© 2022 WRVO Public Media
Your Source for NPR News
Play Live Radio
Next Up:
Available On Air Stations
Politics and Government

Spit test, mostly developed in Syracuse, can help doctors diagnose autism early

Ellen Abbott
Upstate Medical University researcher Frank Middleton.

A spit test that can help doctors diagnose autism in young children, is now on the market. It was developed in part, by researchers in Syracuse.

Upstate Medical University co-lead investigator Frank Middleton said researchers found that certain RNA and microbes found in saliva, are different for autistic children. Armed with that knowledge, researchers worked with Quadrant Biosciences of Syracuse to develop Clarifi ASD, the first epigenetic test for autism spectrum disorder. Middleton said this will help physicians who use a child’s behavior and development to make an autism diagnosis.

"Having this biological second opinion that doesn’t depend on the situation, that’s a big difference to them,” Middleton said.

Right now, the average age of a diagnosis of autism is about five years old. Middleton believes this test could cut that diagnosis time in half.

“Early detection can be a game changer for those children with autism spectrum disorder, because it could get them access to earlier services and change the trajectory of their life,” Middleton said. “It’s so important there should be some type of intervention if a child is suspected of being on the autism spectrum disorder, that the American Academy of Pediatrics just changed their position last month and said just that.”

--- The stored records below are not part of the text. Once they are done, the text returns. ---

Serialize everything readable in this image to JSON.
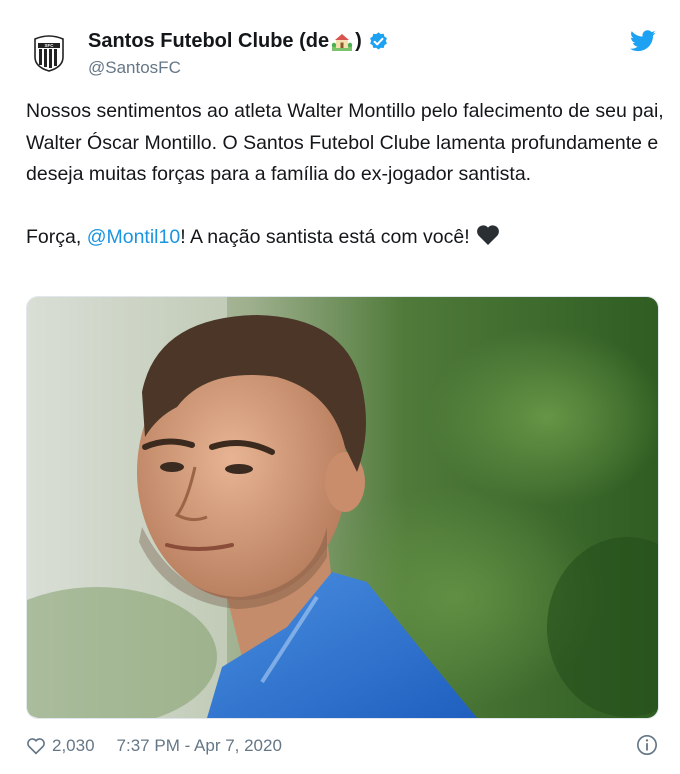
{
  "tweet": {
    "display_name_prefix": "Santos Futebol Clube (de",
    "display_name_suffix": ")",
    "handle": "@SantosFC",
    "text_line1": "Nossos sentimentos ao atleta Walter Montillo pelo falecimento de seu pai, Walter Óscar Montillo. O Santos Futebol Clube lamenta profundamente e deseja muitas forças para a família do ex-jogador santista.",
    "text_line2_prefix": "Força, ",
    "mention": "@Montil10",
    "text_line2_suffix": "! A nação santista está com você!",
    "likes": "2,030",
    "timestamp": "7:37 PM - Apr 7, 2020"
  },
  "icons": {
    "avatar": "santos-crest-icon",
    "house": "house-with-garden-emoji",
    "verified": "verified-badge-icon",
    "platform": "twitter-bird-icon",
    "heart_emoji": "black-heart-emoji",
    "like": "heart-outline-icon",
    "info": "info-icon"
  },
  "colors": {
    "text": "#14171a",
    "secondary": "#657786",
    "link": "#1b95e0",
    "verified": "#1da1f2",
    "twitter_blue": "#1da1f2"
  }
}
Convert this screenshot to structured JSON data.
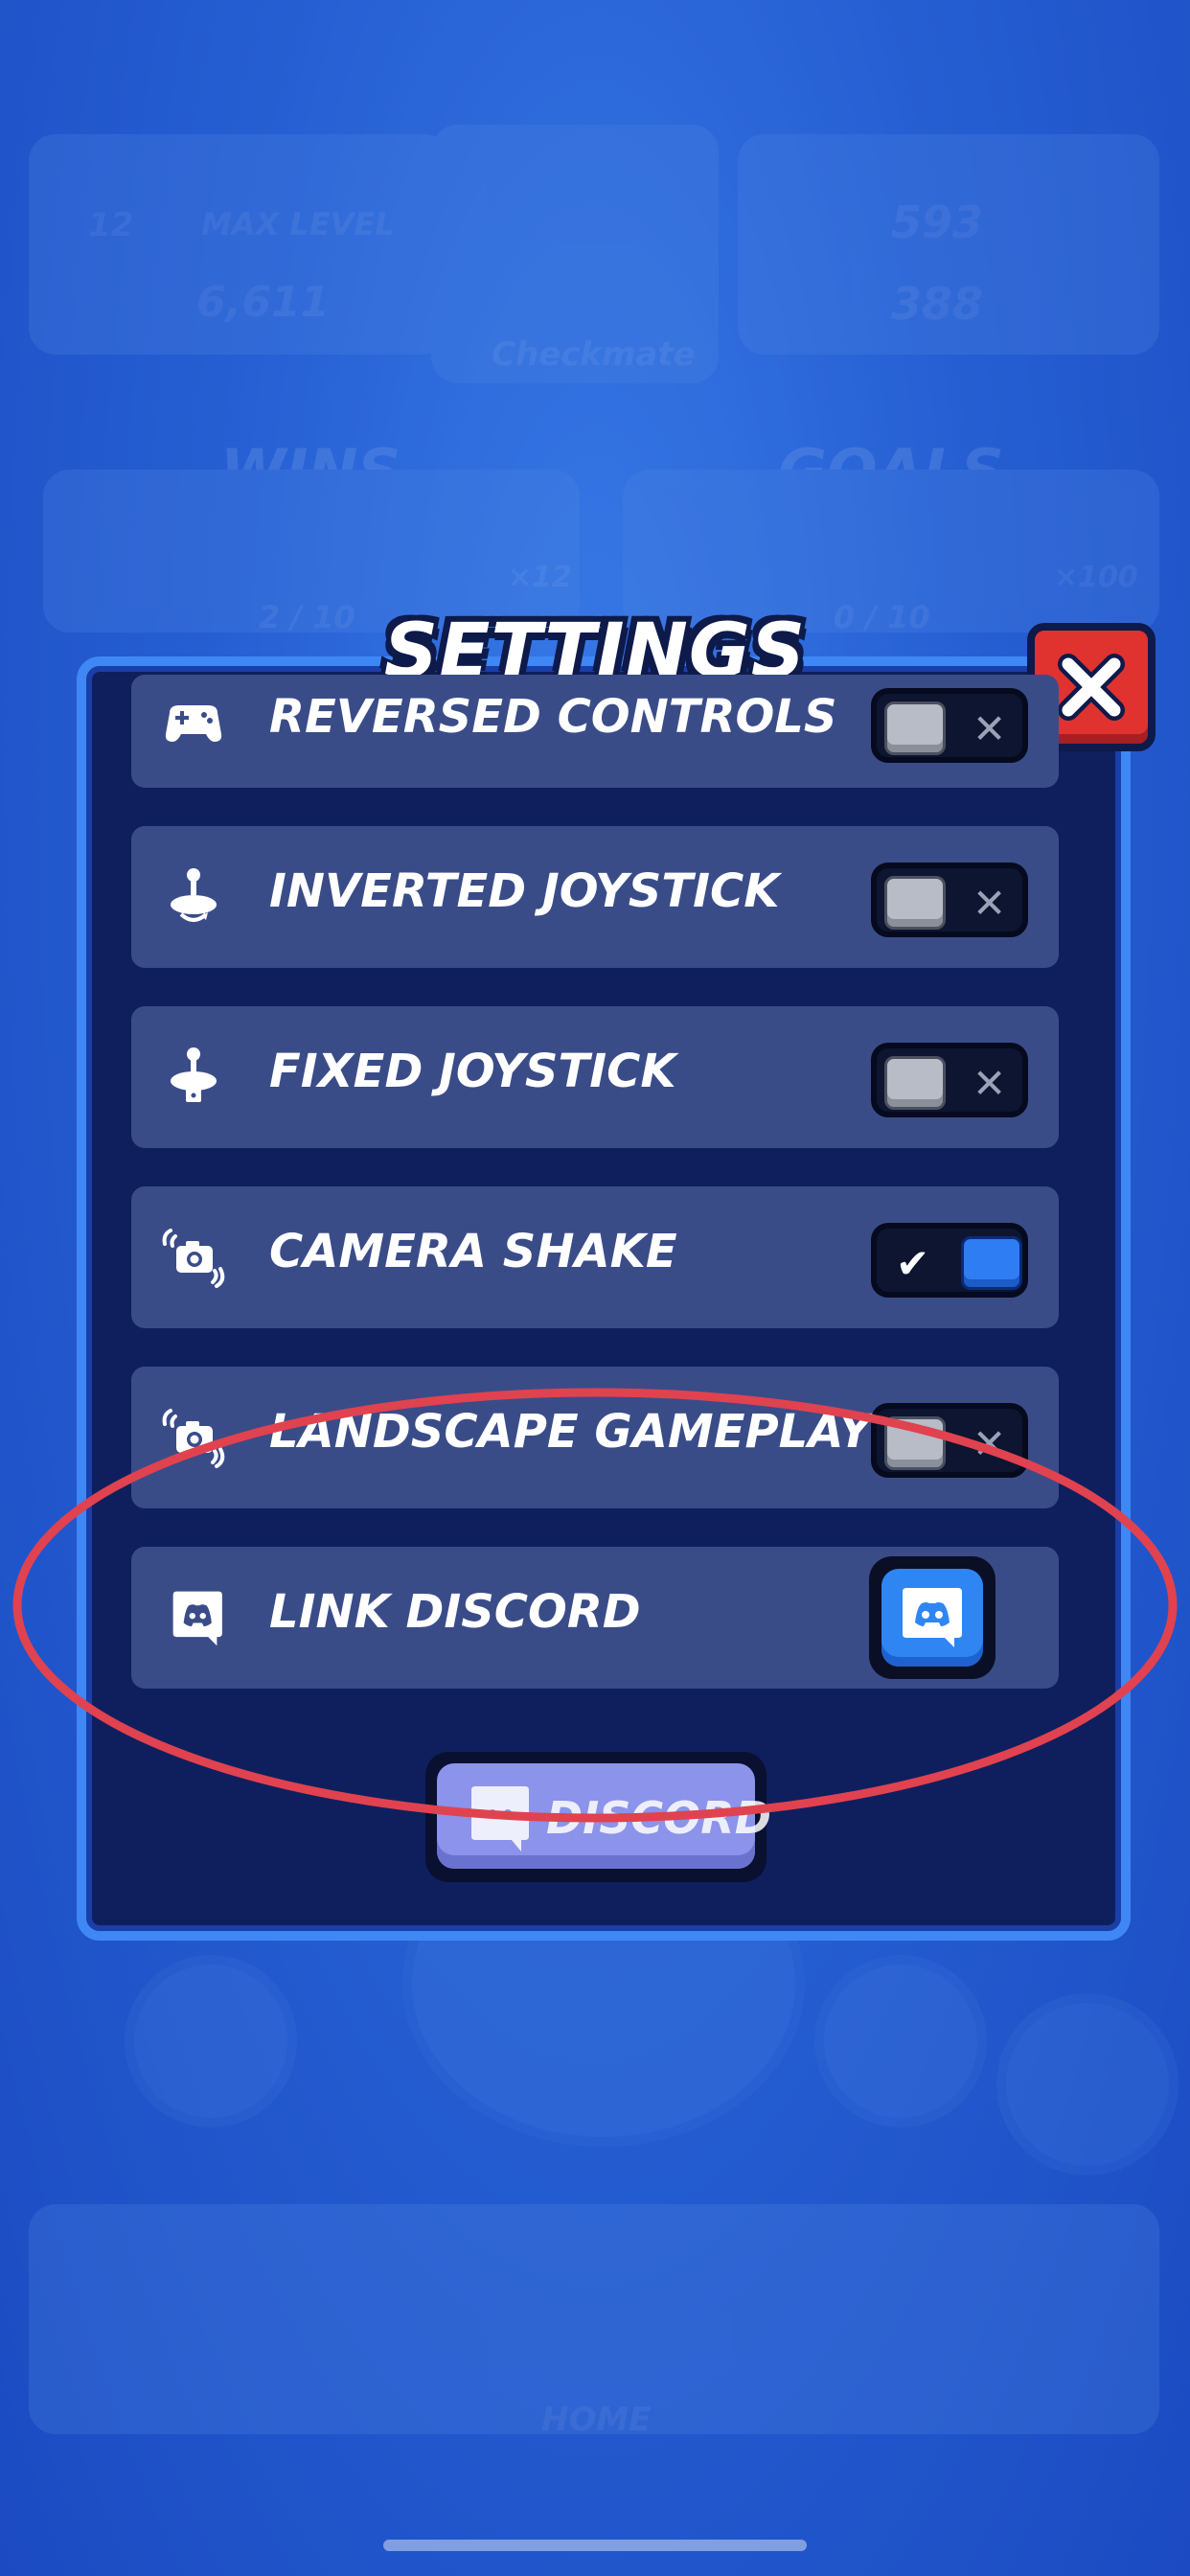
{
  "background": {
    "level_badge": "12",
    "max_level_label": "MAX LEVEL",
    "gems": "6,611",
    "trophies": "593",
    "coins": "388",
    "brawler_name": "Checkmate",
    "wins_title": "WINS",
    "wins_progress": "2 / 10",
    "wins_multiplier": "×12",
    "goals_title": "GOALS",
    "goals_progress": "0 / 10",
    "goals_multiplier": "×100",
    "home_label": "HOME"
  },
  "settings": {
    "title": "SETTINGS",
    "close_label": "close",
    "rows": [
      {
        "label": "REVERSED CONTROLS",
        "icon": "gamepad-icon",
        "state": "off"
      },
      {
        "label": "INVERTED JOYSTICK",
        "icon": "joystick-icon",
        "state": "off"
      },
      {
        "label": "FIXED JOYSTICK",
        "icon": "joystick-lock-icon",
        "state": "off"
      },
      {
        "label": "CAMERA SHAKE",
        "icon": "camera-shake-icon",
        "state": "on"
      },
      {
        "label": "LANDSCAPE GAMEPLAY",
        "icon": "camera-rotate-icon",
        "state": "off"
      },
      {
        "label": "LINK DISCORD",
        "icon": "discord-icon",
        "state": "button"
      }
    ],
    "toggle_on_mark": "✔",
    "toggle_off_mark": "✕",
    "bottom_button_label": "DISCORD"
  },
  "colors": {
    "modal_bg": "#0f1f5e",
    "row_bg": "#3a4c88",
    "accent_blue": "#2f7df3",
    "close_red": "#e0322f",
    "highlight_red": "#e0424f"
  }
}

New recommendations say that if a child is thought to be on the spectrum even before a final diagnosis, a treatment plan should be in place. The test, which uses a swab to gather saliva from a child’s mouth, must be ordered by a physician, and is not covered by insurance at this point. It costs $989, and is available in every state except for New York. It needs approval from the state Health Department, which is expected sometime this year.